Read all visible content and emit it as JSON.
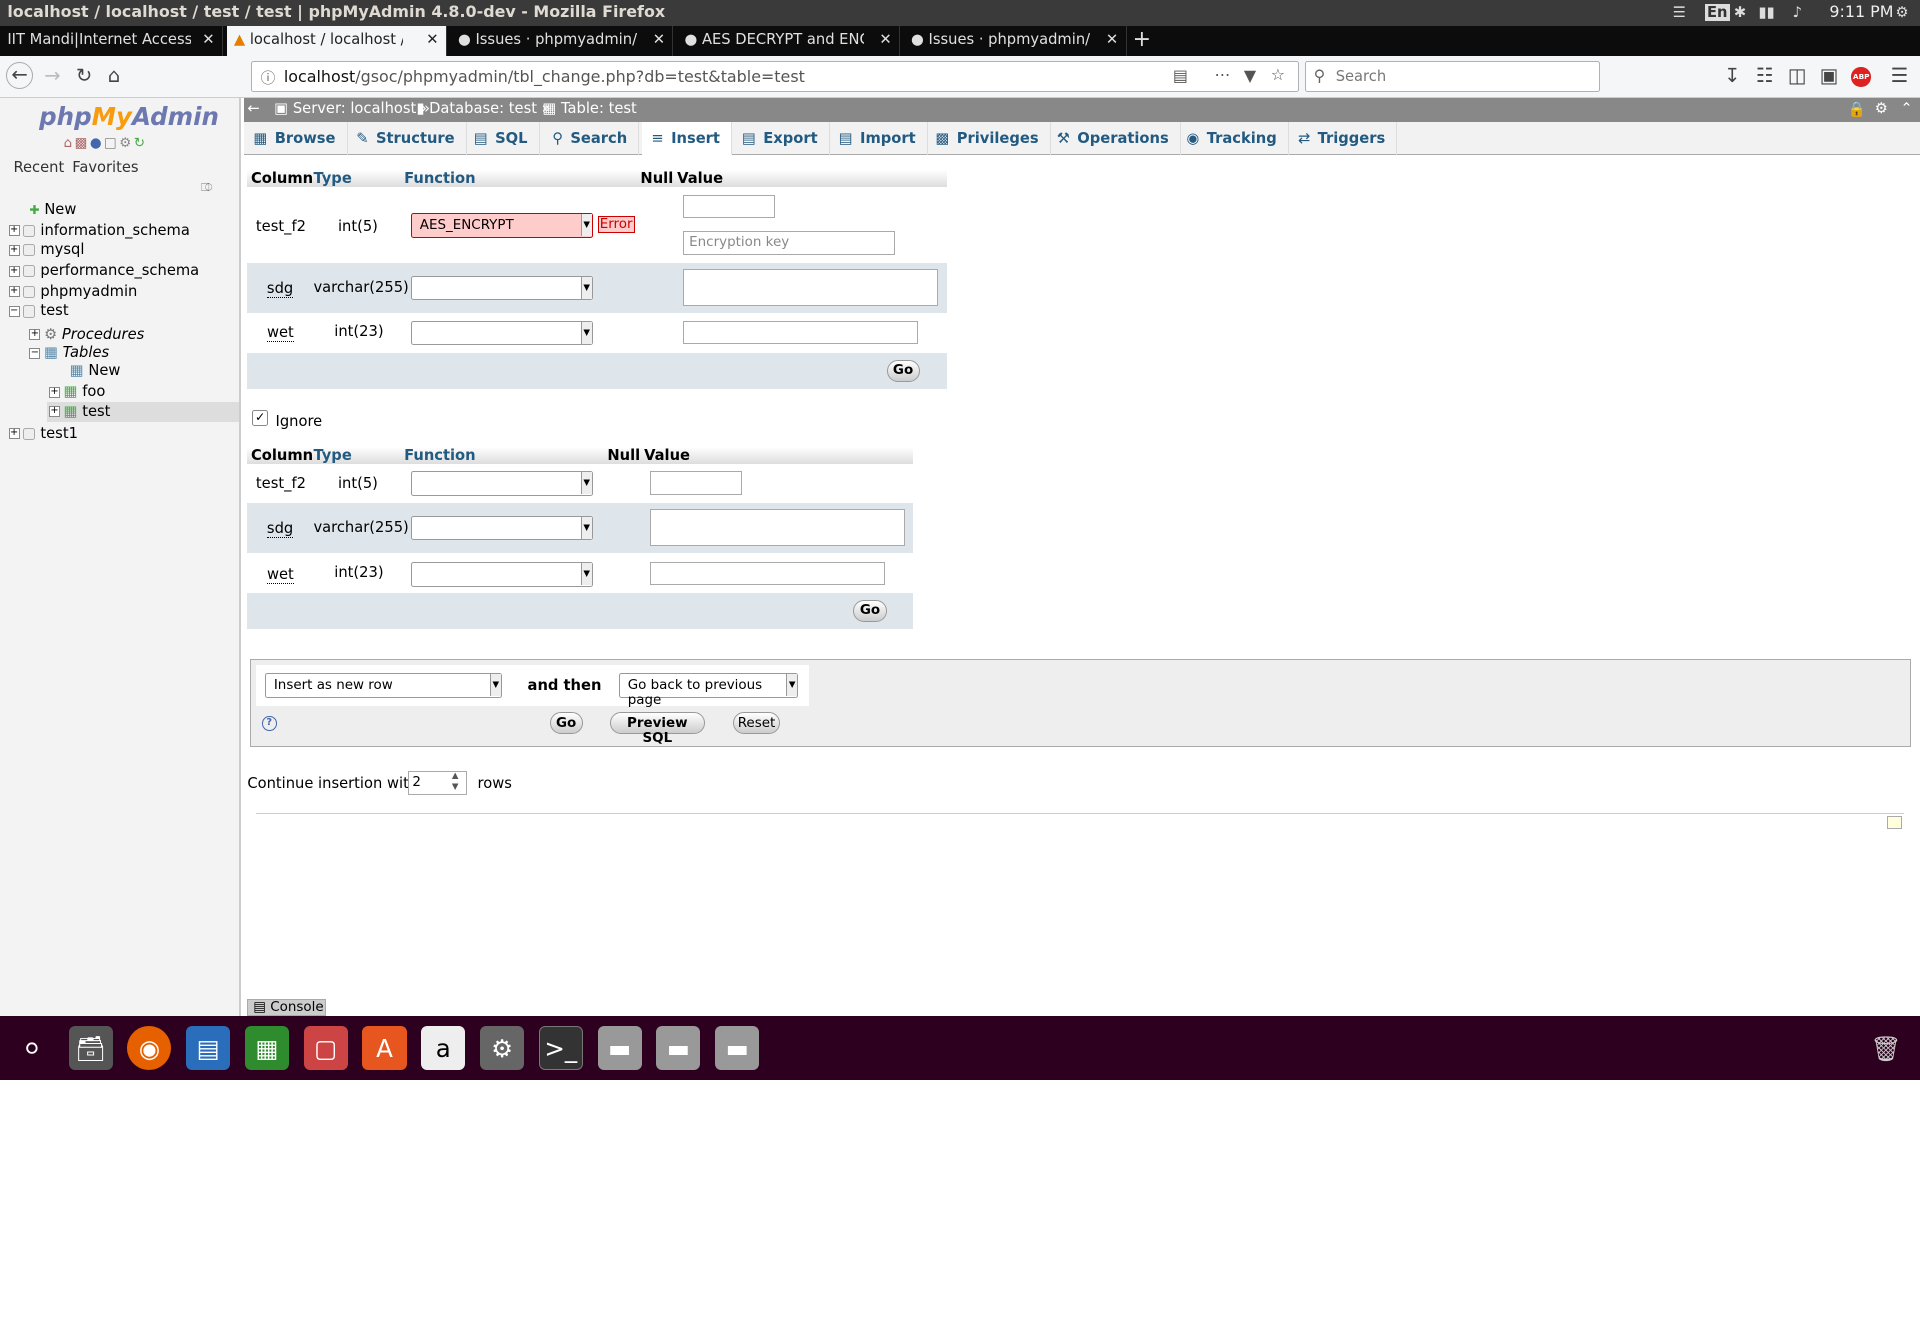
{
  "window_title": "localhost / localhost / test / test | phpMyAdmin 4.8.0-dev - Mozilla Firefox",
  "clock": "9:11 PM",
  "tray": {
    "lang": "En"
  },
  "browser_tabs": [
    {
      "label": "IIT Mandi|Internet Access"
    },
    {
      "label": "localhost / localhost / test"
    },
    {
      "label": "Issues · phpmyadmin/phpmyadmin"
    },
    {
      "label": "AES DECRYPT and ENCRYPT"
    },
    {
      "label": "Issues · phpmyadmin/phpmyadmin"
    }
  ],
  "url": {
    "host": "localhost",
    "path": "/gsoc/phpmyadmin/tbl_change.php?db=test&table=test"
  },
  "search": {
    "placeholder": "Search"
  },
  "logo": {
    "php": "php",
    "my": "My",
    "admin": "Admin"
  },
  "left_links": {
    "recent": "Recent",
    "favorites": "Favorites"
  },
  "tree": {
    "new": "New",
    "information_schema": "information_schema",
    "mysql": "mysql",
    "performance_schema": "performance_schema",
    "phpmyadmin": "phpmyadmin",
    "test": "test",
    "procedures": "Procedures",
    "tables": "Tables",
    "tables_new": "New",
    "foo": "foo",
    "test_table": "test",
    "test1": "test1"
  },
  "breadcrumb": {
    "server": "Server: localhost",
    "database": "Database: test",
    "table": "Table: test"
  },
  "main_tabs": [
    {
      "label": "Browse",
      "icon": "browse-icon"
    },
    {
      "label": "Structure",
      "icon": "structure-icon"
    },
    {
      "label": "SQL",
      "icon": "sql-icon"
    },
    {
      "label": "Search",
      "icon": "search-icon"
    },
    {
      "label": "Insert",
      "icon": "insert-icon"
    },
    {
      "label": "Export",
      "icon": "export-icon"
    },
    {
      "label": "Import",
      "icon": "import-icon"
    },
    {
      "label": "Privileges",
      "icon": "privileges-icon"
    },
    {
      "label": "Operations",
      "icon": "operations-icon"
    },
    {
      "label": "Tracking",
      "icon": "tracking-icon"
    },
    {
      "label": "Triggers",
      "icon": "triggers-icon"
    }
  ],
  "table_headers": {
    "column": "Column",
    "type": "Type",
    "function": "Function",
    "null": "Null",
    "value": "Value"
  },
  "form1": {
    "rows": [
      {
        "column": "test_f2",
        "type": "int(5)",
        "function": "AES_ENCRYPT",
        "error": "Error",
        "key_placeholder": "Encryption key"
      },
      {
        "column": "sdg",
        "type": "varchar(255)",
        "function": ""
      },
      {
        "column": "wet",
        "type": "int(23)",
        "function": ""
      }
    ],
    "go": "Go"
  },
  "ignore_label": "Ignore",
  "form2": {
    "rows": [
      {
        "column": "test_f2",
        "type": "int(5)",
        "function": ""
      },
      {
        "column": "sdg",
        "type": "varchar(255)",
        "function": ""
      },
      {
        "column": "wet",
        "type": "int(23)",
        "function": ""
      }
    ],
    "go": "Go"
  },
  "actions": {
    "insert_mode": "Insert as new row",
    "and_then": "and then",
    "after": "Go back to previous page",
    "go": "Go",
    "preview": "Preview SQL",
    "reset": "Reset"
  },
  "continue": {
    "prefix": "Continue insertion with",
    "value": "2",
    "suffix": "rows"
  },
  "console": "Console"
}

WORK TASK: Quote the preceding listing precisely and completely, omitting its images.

EXERCISE ANSWER:
Read all visible content and emit it as JSON.
{
  "window_title": "localhost / localhost / test / test | phpMyAdmin 4.8.0-dev - Mozilla Firefox",
  "clock": "9:11 PM",
  "tray": {
    "lang": "En"
  },
  "browser_tabs": [
    {
      "label": "IIT Mandi|Internet Access"
    },
    {
      "label": "localhost / localhost / test"
    },
    {
      "label": "Issues · phpmyadmin/phpmyadmin"
    },
    {
      "label": "AES DECRYPT and ENCRYPT"
    },
    {
      "label": "Issues · phpmyadmin/phpmyadmin"
    }
  ],
  "url": {
    "host": "localhost",
    "path": "/gsoc/phpmyadmin/tbl_change.php?db=test&table=test"
  },
  "search": {
    "placeholder": "Search"
  },
  "logo": {
    "php": "php",
    "my": "My",
    "admin": "Admin"
  },
  "left_links": {
    "recent": "Recent",
    "favorites": "Favorites"
  },
  "tree": {
    "new": "New",
    "information_schema": "information_schema",
    "mysql": "mysql",
    "performance_schema": "performance_schema",
    "phpmyadmin": "phpmyadmin",
    "test": "test",
    "procedures": "Procedures",
    "tables": "Tables",
    "tables_new": "New",
    "foo": "foo",
    "test_table": "test",
    "test1": "test1"
  },
  "breadcrumb": {
    "server": "Server: localhost",
    "database": "Database: test",
    "table": "Table: test"
  },
  "main_tabs": [
    {
      "label": "Browse",
      "icon": "browse-icon"
    },
    {
      "label": "Structure",
      "icon": "structure-icon"
    },
    {
      "label": "SQL",
      "icon": "sql-icon"
    },
    {
      "label": "Search",
      "icon": "search-icon"
    },
    {
      "label": "Insert",
      "icon": "insert-icon"
    },
    {
      "label": "Export",
      "icon": "export-icon"
    },
    {
      "label": "Import",
      "icon": "import-icon"
    },
    {
      "label": "Privileges",
      "icon": "privileges-icon"
    },
    {
      "label": "Operations",
      "icon": "operations-icon"
    },
    {
      "label": "Tracking",
      "icon": "tracking-icon"
    },
    {
      "label": "Triggers",
      "icon": "triggers-icon"
    }
  ],
  "table_headers": {
    "column": "Column",
    "type": "Type",
    "function": "Function",
    "null": "Null",
    "value": "Value"
  },
  "form1": {
    "rows": [
      {
        "column": "test_f2",
        "type": "int(5)",
        "function": "AES_ENCRYPT",
        "error": "Error",
        "key_placeholder": "Encryption key"
      },
      {
        "column": "sdg",
        "type": "varchar(255)",
        "function": ""
      },
      {
        "column": "wet",
        "type": "int(23)",
        "function": ""
      }
    ],
    "go": "Go"
  },
  "ignore_label": "Ignore",
  "form2": {
    "rows": [
      {
        "column": "test_f2",
        "type": "int(5)",
        "function": ""
      },
      {
        "column": "sdg",
        "type": "varchar(255)",
        "function": ""
      },
      {
        "column": "wet",
        "type": "int(23)",
        "function": ""
      }
    ],
    "go": "Go"
  },
  "actions": {
    "insert_mode": "Insert as new row",
    "and_then": "and then",
    "after": "Go back to previous page",
    "go": "Go",
    "preview": "Preview SQL",
    "reset": "Reset"
  },
  "continue": {
    "prefix": "Continue insertion with",
    "value": "2",
    "suffix": "rows"
  },
  "console": "Console"
}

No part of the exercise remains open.